We fight to improve the lives
of everyone affected by epilepsy


Medical alert dogs - do you have one, or do you care for someone who has?

Study title

Can medical alert dogs generalise their alerts to conditions other than those for which they were trained?


Queen's University, Belfast

About this study

Some people have reported that some dogs who are trained to alert their owner for a specific medical condition can also alert for other conditions. This is without being trained for those conditions.

Researchers from Queen’s University, Belfast, UK want to investigate this in a scientific way. They want to find out:

  • How often owners of dogs that alert to medical conditions report this and
  • If the dogs alert other people than their owner

Who can take part?

You can take part if you:

  • Are over 16
  • Own a dog that alerts to a medical condition, or care for someone who does*
*The dog can be trained by a professional, by its owner, or can have started alerting without training.

What will I have to do?

  • Complete an online survey
  • This will usually take 5 to 10 minutes
  • You will be asked some questions about you or the person you care for
  • You will be asked some questions about the alerting behaviour of your dog

How do I get involved?

Take the survey
If you have any questions, please contact Catherine Reeve: c.reeve@qub.ac.uk

Is there a deadline?

This study closes at the end of September 2019.

Who is conducting the research?

Dr Catherine Reeve, a lecturer at Queen’s University Belfast, and Dr Simon Gadbois, a University Teaching Fellow at Dalhousie University.

Who has reviewed this study?

This study has been reviewed by the EPS Faculty Research Ethics Committee at Queen’s University Belfast.

Take the survey

Any questions?

Please contact Dr Catherine Reeve
Email: c.reeve@qub.ac.uk

Event Date: 
Tuesday 12 May 2015

There are no comments yet.

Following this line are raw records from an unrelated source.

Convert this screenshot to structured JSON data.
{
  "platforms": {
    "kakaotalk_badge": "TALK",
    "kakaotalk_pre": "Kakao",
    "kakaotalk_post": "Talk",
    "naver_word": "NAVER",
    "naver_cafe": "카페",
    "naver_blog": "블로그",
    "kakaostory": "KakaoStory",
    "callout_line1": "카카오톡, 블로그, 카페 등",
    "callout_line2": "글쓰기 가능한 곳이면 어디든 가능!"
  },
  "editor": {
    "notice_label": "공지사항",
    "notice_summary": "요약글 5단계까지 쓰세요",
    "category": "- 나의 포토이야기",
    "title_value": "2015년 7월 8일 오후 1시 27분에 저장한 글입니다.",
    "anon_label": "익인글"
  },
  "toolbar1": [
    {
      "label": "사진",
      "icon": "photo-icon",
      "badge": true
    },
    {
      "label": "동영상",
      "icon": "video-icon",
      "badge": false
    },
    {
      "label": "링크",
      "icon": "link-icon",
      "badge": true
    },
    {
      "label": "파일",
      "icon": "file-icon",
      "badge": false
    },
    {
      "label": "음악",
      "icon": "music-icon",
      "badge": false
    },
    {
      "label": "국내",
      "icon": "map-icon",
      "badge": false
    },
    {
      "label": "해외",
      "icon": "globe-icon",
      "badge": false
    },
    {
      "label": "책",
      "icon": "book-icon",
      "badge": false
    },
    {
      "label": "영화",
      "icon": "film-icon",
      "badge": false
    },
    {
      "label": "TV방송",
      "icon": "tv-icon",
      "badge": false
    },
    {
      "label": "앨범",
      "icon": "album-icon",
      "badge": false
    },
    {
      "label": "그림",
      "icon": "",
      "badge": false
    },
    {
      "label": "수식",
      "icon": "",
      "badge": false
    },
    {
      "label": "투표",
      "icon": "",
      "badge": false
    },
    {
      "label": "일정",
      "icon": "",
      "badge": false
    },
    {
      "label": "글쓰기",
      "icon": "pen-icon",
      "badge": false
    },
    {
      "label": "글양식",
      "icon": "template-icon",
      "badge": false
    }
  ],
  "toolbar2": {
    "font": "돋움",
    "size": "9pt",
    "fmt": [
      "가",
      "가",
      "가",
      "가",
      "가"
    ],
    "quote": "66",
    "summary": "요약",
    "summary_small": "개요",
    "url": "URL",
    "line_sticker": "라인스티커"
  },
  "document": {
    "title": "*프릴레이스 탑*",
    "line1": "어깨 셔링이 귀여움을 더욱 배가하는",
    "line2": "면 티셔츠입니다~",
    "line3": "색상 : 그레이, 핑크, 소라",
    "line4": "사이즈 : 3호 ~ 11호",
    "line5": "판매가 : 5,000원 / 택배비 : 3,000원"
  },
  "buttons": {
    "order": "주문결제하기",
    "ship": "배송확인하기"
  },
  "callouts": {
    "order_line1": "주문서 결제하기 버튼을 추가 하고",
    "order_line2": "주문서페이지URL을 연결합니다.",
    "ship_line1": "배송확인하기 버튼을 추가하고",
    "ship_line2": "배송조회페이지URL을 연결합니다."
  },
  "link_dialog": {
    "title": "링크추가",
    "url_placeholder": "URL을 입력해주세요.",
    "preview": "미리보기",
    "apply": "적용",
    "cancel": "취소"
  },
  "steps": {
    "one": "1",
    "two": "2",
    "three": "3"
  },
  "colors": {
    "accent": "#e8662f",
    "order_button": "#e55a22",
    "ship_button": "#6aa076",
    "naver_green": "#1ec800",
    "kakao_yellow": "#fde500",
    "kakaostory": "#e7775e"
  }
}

Be the first to comment...

e-action newsletter

Subscribe to our e-action newsletter and stay informed

Subscribe to e-action newsletter feed